### Source data
-------------------------

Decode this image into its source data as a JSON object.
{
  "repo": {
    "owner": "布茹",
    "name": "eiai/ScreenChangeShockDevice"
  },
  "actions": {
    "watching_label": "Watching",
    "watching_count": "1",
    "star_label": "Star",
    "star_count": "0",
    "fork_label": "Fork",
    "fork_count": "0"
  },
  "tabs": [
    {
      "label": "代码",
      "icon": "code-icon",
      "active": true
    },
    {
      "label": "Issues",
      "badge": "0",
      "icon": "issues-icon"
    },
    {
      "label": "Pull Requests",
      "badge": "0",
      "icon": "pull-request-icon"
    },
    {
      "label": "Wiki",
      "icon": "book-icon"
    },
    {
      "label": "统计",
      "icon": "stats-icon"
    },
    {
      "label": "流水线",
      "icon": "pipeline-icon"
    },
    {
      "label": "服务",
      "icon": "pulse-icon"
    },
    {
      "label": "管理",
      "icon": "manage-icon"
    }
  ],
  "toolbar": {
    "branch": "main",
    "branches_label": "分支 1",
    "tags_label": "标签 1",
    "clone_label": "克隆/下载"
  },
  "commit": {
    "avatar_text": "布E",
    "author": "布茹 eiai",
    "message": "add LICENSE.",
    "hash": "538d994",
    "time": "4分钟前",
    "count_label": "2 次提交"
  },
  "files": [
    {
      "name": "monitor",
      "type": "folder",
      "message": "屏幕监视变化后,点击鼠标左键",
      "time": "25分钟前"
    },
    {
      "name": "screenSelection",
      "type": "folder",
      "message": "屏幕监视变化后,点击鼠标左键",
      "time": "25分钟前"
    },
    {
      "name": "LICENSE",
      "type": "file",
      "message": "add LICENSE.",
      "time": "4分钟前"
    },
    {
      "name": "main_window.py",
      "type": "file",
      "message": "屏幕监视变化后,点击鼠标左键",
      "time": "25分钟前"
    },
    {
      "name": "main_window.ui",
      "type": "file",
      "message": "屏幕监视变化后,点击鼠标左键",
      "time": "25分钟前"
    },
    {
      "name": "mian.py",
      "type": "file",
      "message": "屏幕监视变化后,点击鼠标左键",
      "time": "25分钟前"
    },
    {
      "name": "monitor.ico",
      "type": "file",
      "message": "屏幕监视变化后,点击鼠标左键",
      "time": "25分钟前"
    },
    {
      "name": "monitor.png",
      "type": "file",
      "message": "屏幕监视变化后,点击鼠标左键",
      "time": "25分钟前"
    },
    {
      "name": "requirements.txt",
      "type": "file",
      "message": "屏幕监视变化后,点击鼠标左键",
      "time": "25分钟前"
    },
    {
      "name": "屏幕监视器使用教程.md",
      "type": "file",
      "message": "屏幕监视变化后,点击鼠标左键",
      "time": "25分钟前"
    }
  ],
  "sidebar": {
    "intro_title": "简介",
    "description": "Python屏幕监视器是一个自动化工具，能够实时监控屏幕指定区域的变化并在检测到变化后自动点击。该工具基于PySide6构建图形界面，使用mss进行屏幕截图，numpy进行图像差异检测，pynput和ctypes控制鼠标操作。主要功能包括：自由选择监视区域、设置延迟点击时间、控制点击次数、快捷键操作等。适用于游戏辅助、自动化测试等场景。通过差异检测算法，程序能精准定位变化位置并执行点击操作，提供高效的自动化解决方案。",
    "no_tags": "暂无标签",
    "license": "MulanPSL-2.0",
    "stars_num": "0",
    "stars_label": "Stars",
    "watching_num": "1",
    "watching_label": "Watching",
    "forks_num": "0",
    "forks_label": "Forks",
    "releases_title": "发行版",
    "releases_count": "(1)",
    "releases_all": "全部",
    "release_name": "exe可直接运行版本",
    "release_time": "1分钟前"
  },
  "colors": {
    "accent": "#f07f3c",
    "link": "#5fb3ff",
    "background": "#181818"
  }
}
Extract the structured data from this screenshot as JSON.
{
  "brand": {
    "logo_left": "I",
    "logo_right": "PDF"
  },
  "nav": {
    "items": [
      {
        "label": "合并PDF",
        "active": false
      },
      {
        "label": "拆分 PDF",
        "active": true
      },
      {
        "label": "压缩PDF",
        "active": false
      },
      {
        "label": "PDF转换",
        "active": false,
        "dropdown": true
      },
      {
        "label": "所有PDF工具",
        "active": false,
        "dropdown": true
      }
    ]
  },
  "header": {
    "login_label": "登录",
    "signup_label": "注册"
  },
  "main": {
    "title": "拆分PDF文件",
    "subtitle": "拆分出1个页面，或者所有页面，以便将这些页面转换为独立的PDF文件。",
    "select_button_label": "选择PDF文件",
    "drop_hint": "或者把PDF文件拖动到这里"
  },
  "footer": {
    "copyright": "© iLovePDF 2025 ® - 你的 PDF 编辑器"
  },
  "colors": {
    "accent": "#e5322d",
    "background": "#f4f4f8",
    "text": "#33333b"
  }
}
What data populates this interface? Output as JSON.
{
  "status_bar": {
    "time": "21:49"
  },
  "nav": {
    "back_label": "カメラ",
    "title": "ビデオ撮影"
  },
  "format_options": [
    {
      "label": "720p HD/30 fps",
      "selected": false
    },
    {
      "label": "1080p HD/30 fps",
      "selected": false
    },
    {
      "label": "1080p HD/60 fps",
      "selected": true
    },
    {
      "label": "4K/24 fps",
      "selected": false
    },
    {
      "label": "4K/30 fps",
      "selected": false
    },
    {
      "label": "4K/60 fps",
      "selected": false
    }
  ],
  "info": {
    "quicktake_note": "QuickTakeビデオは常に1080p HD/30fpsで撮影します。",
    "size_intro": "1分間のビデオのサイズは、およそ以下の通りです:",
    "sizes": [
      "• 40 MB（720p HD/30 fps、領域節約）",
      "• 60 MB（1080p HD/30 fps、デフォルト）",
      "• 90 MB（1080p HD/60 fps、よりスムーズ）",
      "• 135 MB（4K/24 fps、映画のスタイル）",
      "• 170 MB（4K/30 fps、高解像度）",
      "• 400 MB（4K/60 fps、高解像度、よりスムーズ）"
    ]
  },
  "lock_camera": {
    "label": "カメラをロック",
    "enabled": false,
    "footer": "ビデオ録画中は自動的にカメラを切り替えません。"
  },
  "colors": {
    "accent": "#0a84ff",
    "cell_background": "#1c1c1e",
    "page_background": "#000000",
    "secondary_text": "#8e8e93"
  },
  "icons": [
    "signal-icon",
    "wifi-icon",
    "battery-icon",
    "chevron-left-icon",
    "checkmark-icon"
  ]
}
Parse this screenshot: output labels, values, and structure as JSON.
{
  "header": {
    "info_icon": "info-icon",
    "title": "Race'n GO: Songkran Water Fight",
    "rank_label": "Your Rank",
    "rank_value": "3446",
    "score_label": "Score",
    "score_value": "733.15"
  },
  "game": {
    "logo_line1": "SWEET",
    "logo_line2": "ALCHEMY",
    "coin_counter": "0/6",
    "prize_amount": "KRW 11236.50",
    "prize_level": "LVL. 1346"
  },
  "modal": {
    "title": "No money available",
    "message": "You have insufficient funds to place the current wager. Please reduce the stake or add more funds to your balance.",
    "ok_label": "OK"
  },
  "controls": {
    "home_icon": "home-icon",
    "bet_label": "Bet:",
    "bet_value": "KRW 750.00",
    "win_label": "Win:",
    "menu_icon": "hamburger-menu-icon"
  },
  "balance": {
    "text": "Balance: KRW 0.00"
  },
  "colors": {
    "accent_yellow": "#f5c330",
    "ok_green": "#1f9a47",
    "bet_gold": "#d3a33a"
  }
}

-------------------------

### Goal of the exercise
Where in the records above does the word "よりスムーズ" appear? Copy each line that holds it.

### Reply to the exercise
      "• 90 MB（1080p HD/60 fps、よりスムーズ）",
      "• 400 MB（4K/60 fps、高解像度、よりスムーズ）"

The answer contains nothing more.